The findings drive home the need for continuous monitoring of patients taking these drugs, Dr. Marc de Hert and his colleagues wrote in a poster presented at the annual congress of the European College of Neuropsychopharmacology.
The observational study was launched in 2006; it included 2,270 patients with schizophrenia recruited in 12 European countries. Patients made a single clinic visit, during which they underwent a metabolic workup that included measurement of fasting blood glucose, weight, waist, hips, and blood pressure. The patients' median age was 41; 55% were male. Most (76%) had paranoid schizophrenia; the median duration of illness was 11 years.
The most frequently used typical antipsychotics were haloperidol (48%) and zuclopenthixol (20%). The most frequently used atypicals were risperidone (25%), olanzapine (23%), clozapine (19%), amisulpride (17%), and quetiapine (12%).

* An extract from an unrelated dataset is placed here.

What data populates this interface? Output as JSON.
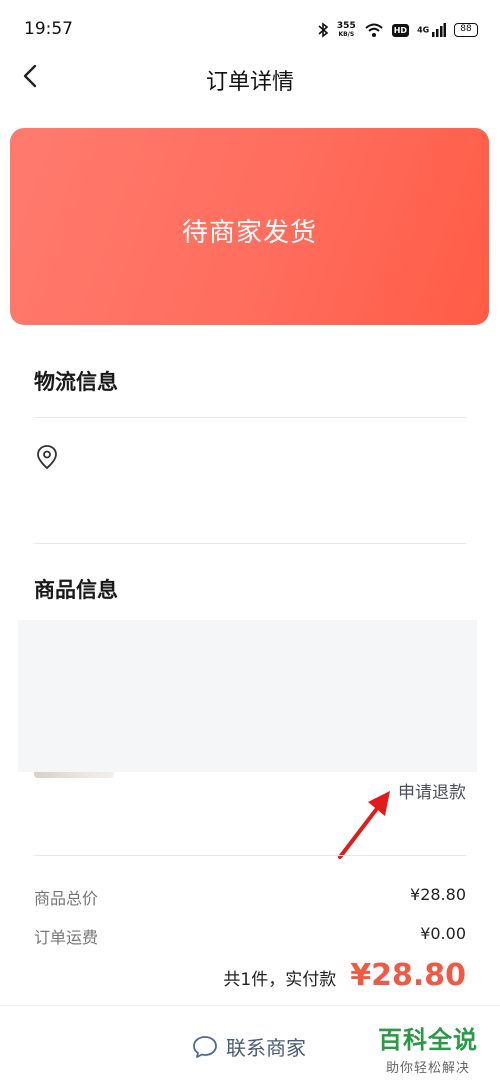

Only 4% of the patients had a diagnosis of diabetes, yet an additional 24% either had or were at risk of the disorder, wrote Dr. de Hert of the Catholic University Louvain (Belgium). Of these 559 patients, 75 had a fasting blood glucose of at least 126 mg/dL, consistent with diabetes, and 484 presented with an impaired fasting glucose of 100–126 mg/dL. Seven percent (161) previously had been diagnosed with hyperlipidemia. However, an additional 54% of the cohort had undiagnosed hyperlipidemia at the time of the exam.
Hypertension previously had been diagnosed in 248 patients. But at the study visit, an additional 738 patients (32%) had elevated blood pressures; elevations were significantly more likely in those taking a typical than an atypical antipsychotic.
The incidence of metabolic syndrome was similar in both groups (37%).
This study was sponsored and funded by Sanofi-Aventis.